(Entries from a dataset of interfaces)
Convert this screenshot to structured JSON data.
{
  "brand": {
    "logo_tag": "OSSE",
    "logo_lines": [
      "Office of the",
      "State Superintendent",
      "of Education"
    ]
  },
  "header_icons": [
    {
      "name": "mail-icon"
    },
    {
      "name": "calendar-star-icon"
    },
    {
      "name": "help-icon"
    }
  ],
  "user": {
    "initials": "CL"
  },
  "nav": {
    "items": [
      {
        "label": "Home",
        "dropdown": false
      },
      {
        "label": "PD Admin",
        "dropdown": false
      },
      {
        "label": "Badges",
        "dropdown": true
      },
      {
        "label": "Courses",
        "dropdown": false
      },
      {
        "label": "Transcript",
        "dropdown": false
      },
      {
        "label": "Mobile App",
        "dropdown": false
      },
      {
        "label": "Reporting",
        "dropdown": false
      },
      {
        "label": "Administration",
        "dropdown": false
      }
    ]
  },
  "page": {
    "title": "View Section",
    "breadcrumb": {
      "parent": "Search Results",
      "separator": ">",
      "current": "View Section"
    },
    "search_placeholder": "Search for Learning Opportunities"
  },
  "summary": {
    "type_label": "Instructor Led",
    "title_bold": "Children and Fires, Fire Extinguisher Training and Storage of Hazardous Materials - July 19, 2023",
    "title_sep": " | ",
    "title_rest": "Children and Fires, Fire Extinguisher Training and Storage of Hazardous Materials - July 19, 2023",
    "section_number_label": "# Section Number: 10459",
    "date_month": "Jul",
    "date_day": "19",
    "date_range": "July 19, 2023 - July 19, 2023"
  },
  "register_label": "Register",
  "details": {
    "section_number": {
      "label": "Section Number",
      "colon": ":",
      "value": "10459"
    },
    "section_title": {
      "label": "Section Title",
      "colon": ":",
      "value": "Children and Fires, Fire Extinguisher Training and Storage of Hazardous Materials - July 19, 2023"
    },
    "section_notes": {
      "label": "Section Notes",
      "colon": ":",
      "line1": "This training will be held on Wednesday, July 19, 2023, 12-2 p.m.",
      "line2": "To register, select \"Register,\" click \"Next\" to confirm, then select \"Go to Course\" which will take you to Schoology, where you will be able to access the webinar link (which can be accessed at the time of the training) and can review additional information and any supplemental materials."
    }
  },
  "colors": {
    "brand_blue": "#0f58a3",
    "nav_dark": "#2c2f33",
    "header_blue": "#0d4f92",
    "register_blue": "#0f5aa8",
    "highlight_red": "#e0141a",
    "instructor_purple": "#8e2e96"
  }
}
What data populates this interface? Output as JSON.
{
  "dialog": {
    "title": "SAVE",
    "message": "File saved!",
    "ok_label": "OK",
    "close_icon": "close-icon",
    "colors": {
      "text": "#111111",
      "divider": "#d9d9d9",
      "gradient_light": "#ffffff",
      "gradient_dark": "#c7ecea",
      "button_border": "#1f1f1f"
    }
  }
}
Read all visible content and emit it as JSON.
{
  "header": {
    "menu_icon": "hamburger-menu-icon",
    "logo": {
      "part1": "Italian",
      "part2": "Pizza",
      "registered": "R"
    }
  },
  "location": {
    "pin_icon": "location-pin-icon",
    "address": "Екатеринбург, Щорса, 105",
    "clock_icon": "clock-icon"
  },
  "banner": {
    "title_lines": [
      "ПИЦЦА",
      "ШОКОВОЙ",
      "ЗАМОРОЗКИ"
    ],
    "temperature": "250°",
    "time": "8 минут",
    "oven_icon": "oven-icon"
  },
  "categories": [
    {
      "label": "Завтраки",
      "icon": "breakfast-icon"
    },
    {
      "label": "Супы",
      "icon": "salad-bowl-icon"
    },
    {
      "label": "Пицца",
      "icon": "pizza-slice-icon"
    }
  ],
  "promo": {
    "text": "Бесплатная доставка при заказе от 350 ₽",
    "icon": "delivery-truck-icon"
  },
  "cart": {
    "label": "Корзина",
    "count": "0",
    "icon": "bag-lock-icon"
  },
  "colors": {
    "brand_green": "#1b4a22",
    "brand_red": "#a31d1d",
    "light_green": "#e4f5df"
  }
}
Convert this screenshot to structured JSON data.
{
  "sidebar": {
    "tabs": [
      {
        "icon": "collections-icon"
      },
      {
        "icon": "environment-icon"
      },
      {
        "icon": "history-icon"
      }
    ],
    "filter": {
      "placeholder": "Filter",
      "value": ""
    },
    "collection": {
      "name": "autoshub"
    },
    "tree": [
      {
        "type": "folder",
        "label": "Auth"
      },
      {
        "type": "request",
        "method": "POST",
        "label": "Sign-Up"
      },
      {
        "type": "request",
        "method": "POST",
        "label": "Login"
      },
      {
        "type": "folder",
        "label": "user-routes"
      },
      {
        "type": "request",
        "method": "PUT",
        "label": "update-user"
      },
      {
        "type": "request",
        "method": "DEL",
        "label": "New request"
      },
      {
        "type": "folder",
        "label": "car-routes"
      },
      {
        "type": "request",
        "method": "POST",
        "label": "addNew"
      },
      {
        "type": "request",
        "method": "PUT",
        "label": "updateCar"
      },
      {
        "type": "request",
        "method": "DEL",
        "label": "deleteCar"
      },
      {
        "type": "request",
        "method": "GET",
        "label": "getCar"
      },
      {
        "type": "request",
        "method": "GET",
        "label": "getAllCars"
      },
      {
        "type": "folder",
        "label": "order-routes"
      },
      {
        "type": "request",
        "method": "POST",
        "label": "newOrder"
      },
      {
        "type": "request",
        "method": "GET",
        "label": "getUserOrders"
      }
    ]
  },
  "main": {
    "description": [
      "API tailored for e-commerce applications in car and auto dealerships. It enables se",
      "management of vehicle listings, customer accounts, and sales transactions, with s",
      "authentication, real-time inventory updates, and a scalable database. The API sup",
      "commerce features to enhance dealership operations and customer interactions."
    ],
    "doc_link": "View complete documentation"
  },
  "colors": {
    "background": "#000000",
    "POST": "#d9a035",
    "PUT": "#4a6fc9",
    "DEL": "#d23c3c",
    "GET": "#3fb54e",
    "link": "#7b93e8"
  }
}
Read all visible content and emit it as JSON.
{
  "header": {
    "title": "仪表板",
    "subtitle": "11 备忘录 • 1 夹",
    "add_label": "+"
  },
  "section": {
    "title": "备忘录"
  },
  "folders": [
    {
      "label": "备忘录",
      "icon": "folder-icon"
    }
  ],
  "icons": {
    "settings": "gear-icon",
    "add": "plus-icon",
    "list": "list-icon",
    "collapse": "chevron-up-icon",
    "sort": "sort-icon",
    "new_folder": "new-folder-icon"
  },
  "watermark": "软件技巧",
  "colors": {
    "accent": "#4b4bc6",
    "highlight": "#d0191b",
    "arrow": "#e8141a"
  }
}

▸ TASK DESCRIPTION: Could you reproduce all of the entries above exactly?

▸ RESPONSE AREA:
Convert this screenshot to structured JSON data.
{
  "brand": {
    "logo_tag": "OSSE",
    "logo_lines": [
      "Office of the",
      "State Superintendent",
      "of Education"
    ]
  },
  "header_icons": [
    {
      "name": "mail-icon"
    },
    {
      "name": "calendar-star-icon"
    },
    {
      "name": "help-icon"
    }
  ],
  "user": {
    "initials": "CL"
  },
  "nav": {
    "items": [
      {
        "label": "Home",
        "dropdown": false
      },
      {
        "label": "PD Admin",
        "dropdown": false
      },
      {
        "label": "Badges",
        "dropdown": true
      },
      {
        "label": "Courses",
        "dropdown": false
      },
      {
        "label": "Transcript",
        "dropdown": false
      },
      {
        "label": "Mobile App",
        "dropdown": false
      },
      {
        "label": "Reporting",
        "dropdown": false
      },
      {
        "label": "Administration",
        "dropdown": false
      }
    ]
  },
  "page": {
    "title": "View Section",
    "breadcrumb": {
      "parent": "Search Results",
      "separator": ">",
      "current": "View Section"
    },
    "search_placeholder": "Search for Learning Opportunities"
  },
  "summary": {
    "type_label": "Instructor Led",
    "title_bold": "Children and Fires, Fire Extinguisher Training and Storage of Hazardous Materials - July 19, 2023",
    "title_sep": " | ",
    "title_rest": "Children and Fires, Fire Extinguisher Training and Storage of Hazardous Materials - July 19, 2023",
    "section_number_label": "# Section Number: 10459",
    "date_month": "Jul",
    "date_day": "19",
    "date_range": "July 19, 2023 - July 19, 2023"
  },
  "register_label": "Register",
  "details": {
    "section_number": {
      "label": "Section Number",
      "colon": ":",
      "value": "10459"
    },
    "section_title": {
      "label": "Section Title",
      "colon": ":",
      "value": "Children and Fires, Fire Extinguisher Training and Storage of Hazardous Materials - July 19, 2023"
    },
    "section_notes": {
      "label": "Section Notes",
      "colon": ":",
      "line1": "This training will be held on Wednesday, July 19, 2023, 12-2 p.m.",
      "line2": "To register, select \"Register,\" click \"Next\" to confirm, then select \"Go to Course\" which will take you to Schoology, where you will be able to access the webinar link (which can be accessed at the time of the training) and can review additional information and any supplemental materials."
    }
  },
  "colors": {
    "brand_blue": "#0f58a3",
    "nav_dark": "#2c2f33",
    "header_blue": "#0d4f92",
    "register_blue": "#0f5aa8",
    "highlight_red": "#e0141a",
    "instructor_purple": "#8e2e96"
  }
}
What data populates this interface? Output as JSON.
{
  "dialog": {
    "title": "SAVE",
    "message": "File saved!",
    "ok_label": "OK",
    "close_icon": "close-icon",
    "colors": {
      "text": "#111111",
      "divider": "#d9d9d9",
      "gradient_light": "#ffffff",
      "gradient_dark": "#c7ecea",
      "button_border": "#1f1f1f"
    }
  }
}
Read all visible content and emit it as JSON.
{
  "header": {
    "menu_icon": "hamburger-menu-icon",
    "logo": {
      "part1": "Italian",
      "part2": "Pizza",
      "registered": "R"
    }
  },
  "location": {
    "pin_icon": "location-pin-icon",
    "address": "Екатеринбург, Щорса, 105",
    "clock_icon": "clock-icon"
  },
  "banner": {
    "title_lines": [
      "ПИЦЦА",
      "ШОКОВОЙ",
      "ЗАМОРОЗКИ"
    ],
    "temperature": "250°",
    "time": "8 минут",
    "oven_icon": "oven-icon"
  },
  "categories": [
    {
      "label": "Завтраки",
      "icon": "breakfast-icon"
    },
    {
      "label": "Супы",
      "icon": "salad-bowl-icon"
    },
    {
      "label": "Пицца",
      "icon": "pizza-slice-icon"
    }
  ],
  "promo": {
    "text": "Бесплатная доставка при заказе от 350 ₽",
    "icon": "delivery-truck-icon"
  },
  "cart": {
    "label": "Корзина",
    "count": "0",
    "icon": "bag-lock-icon"
  },
  "colors": {
    "brand_green": "#1b4a22",
    "brand_red": "#a31d1d",
    "light_green": "#e4f5df"
  }
}
Convert this screenshot to structured JSON data.
{
  "sidebar": {
    "tabs": [
      {
        "icon": "collections-icon"
      },
      {
        "icon": "environment-icon"
      },
      {
        "icon": "history-icon"
      }
    ],
    "filter": {
      "placeholder": "Filter",
      "value": ""
    },
    "collection": {
      "name": "autoshub"
    },
    "tree": [
      {
        "type": "folder",
        "label": "Auth"
      },
      {
        "type": "request",
        "method": "POST",
        "label": "Sign-Up"
      },
      {
        "type": "request",
        "method": "POST",
        "label": "Login"
      },
      {
        "type": "folder",
        "label": "user-routes"
      },
      {
        "type": "request",
        "method": "PUT",
        "label": "update-user"
      },
      {
        "type": "request",
        "method": "DEL",
        "label": "New request"
      },
      {
        "type": "folder",
        "label": "car-routes"
      },
      {
        "type": "request",
        "method": "POST",
        "label": "addNew"
      },
      {
        "type": "request",
        "method": "PUT",
        "label": "updateCar"
      },
      {
        "type": "request",
        "method": "DEL",
        "label": "deleteCar"
      },
      {
        "type": "request",
        "method": "GET",
        "label": "getCar"
      },
      {
        "type": "request",
        "method": "GET",
        "label": "getAllCars"
      },
      {
        "type": "folder",
        "label": "order-routes"
      },
      {
        "type": "request",
        "method": "POST",
        "label": "newOrder"
      },
      {
        "type": "request",
        "method": "GET",
        "label": "getUserOrders"
      }
    ]
  },
  "main": {
    "description": [
      "API tailored for e-commerce applications in car and auto dealerships. It enables se",
      "management of vehicle listings, customer accounts, and sales transactions, with s",
      "authentication, real-time inventory updates, and a scalable database. The API sup",
      "commerce features to enhance dealership operations and customer interactions."
    ],
    "doc_link": "View complete documentation"
  },
  "colors": {
    "background": "#000000",
    "POST": "#d9a035",
    "PUT": "#4a6fc9",
    "DEL": "#d23c3c",
    "GET": "#3fb54e",
    "link": "#7b93e8"
  }
}
Read all visible content and emit it as JSON.
{
  "header": {
    "title": "仪表板",
    "subtitle": "11 备忘录 • 1 夹",
    "add_label": "+"
  },
  "section": {
    "title": "备忘录"
  },
  "folders": [
    {
      "label": "备忘录",
      "icon": "folder-icon"
    }
  ],
  "icons": {
    "settings": "gear-icon",
    "add": "plus-icon",
    "list": "list-icon",
    "collapse": "chevron-up-icon",
    "sort": "sort-icon",
    "new_folder": "new-folder-icon"
  },
  "watermark": "软件技巧",
  "colors": {
    "accent": "#4b4bc6",
    "highlight": "#d0191b",
    "arrow": "#e8141a"
  }
}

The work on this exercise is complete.